> [Task goal]: Check every line of the data below for the word "total". Copy the ones that have it.

> [Items from a data source]:
# # #

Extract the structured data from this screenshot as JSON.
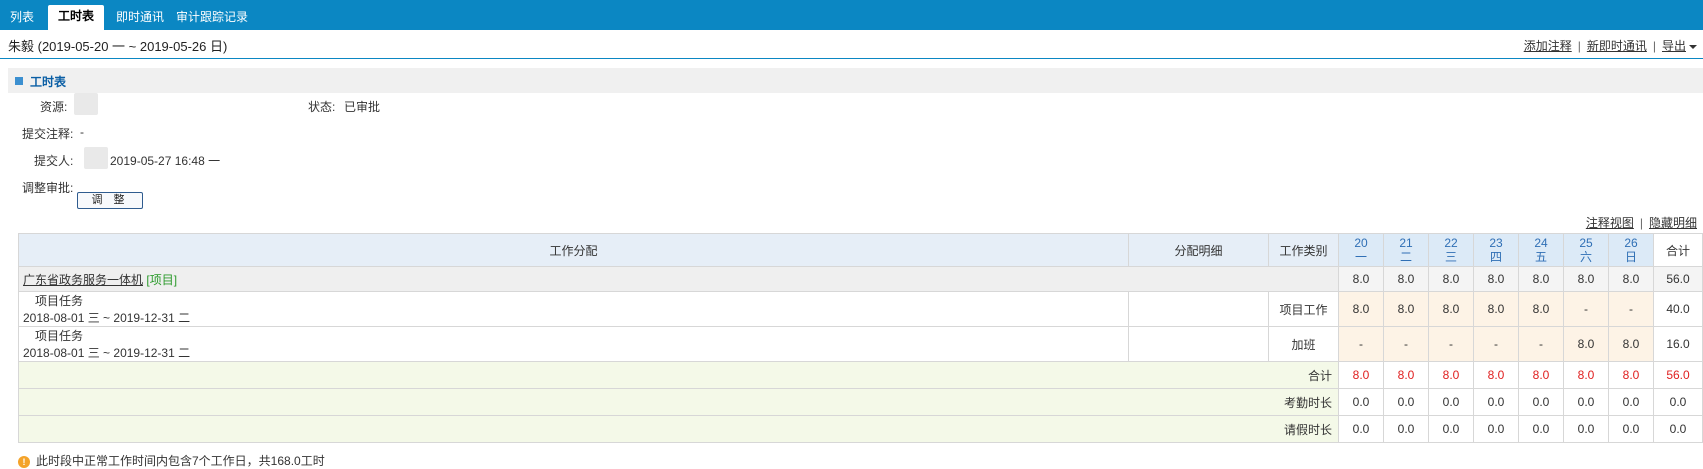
{
  "tabs": [
    {
      "label": "列表"
    },
    {
      "label": "工时表"
    },
    {
      "label": "即时通讯"
    },
    {
      "label": "审计跟踪记录"
    }
  ],
  "page": {
    "title": "朱毅 (2019-05-20 一 ~ 2019-05-26 日)",
    "links": {
      "add_note": "添加注释",
      "new_im": "新即时通讯",
      "export": "导出"
    }
  },
  "section": {
    "title": "工时表"
  },
  "fields": {
    "resource_label": "资源:",
    "status_label": "状态:",
    "status_value": "已审批",
    "note_label": "提交注释:",
    "note_value": "-",
    "submitter_label": "提交人:",
    "submit_time": "2019-05-27 16:48 一",
    "adjust_label": "调整审批:",
    "adjust_button": "调 整"
  },
  "view_links": {
    "note_view": "注释视图",
    "hide_detail": "隐藏明细"
  },
  "grid": {
    "headers": {
      "work": "工作分配",
      "detail": "分配明细",
      "category": "工作类别",
      "total": "合计"
    },
    "days": [
      {
        "date": "20",
        "weekday": "一"
      },
      {
        "date": "21",
        "weekday": "二"
      },
      {
        "date": "22",
        "weekday": "三"
      },
      {
        "date": "23",
        "weekday": "四"
      },
      {
        "date": "24",
        "weekday": "五"
      },
      {
        "date": "25",
        "weekday": "六"
      },
      {
        "date": "26",
        "weekday": "日"
      }
    ],
    "project": {
      "name": "广东省政务服务一体机",
      "tag": "[项目]",
      "values": [
        "8.0",
        "8.0",
        "8.0",
        "8.0",
        "8.0",
        "8.0",
        "8.0"
      ],
      "total": "56.0"
    },
    "tasks": [
      {
        "name": "项目任务",
        "range": "2018-08-01 三 ~ 2019-12-31 二",
        "category": "项目工作",
        "values": [
          "8.0",
          "8.0",
          "8.0",
          "8.0",
          "8.0",
          "-",
          "-"
        ],
        "total": "40.0"
      },
      {
        "name": "项目任务",
        "range": "2018-08-01 三 ~ 2019-12-31 二",
        "category": "加班",
        "values": [
          "-",
          "-",
          "-",
          "-",
          "-",
          "8.0",
          "8.0"
        ],
        "total": "16.0"
      }
    ],
    "summary": [
      {
        "label": "合计",
        "values": [
          "8.0",
          "8.0",
          "8.0",
          "8.0",
          "8.0",
          "8.0",
          "8.0"
        ],
        "total": "56.0"
      },
      {
        "label": "考勤时长",
        "values": [
          "0.0",
          "0.0",
          "0.0",
          "0.0",
          "0.0",
          "0.0",
          "0.0"
        ],
        "total": "0.0"
      },
      {
        "label": "请假时长",
        "values": [
          "0.0",
          "0.0",
          "0.0",
          "0.0",
          "0.0",
          "0.0",
          "0.0"
        ],
        "total": "0.0"
      }
    ]
  },
  "notice": "此时段中正常工作时间内包含7个工作日，共168.0工时",
  "colors": {
    "accent": "#0b87c3",
    "red": "#e02020",
    "project_tag": "#2a9a2a"
  }
}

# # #

> [Answer area]:
      "total": "合计"
      "total": "56.0"
        "total": "40.0"
        "total": "16.0"
        "total": "56.0"
        "total": "0.0"
        "total": "0.0"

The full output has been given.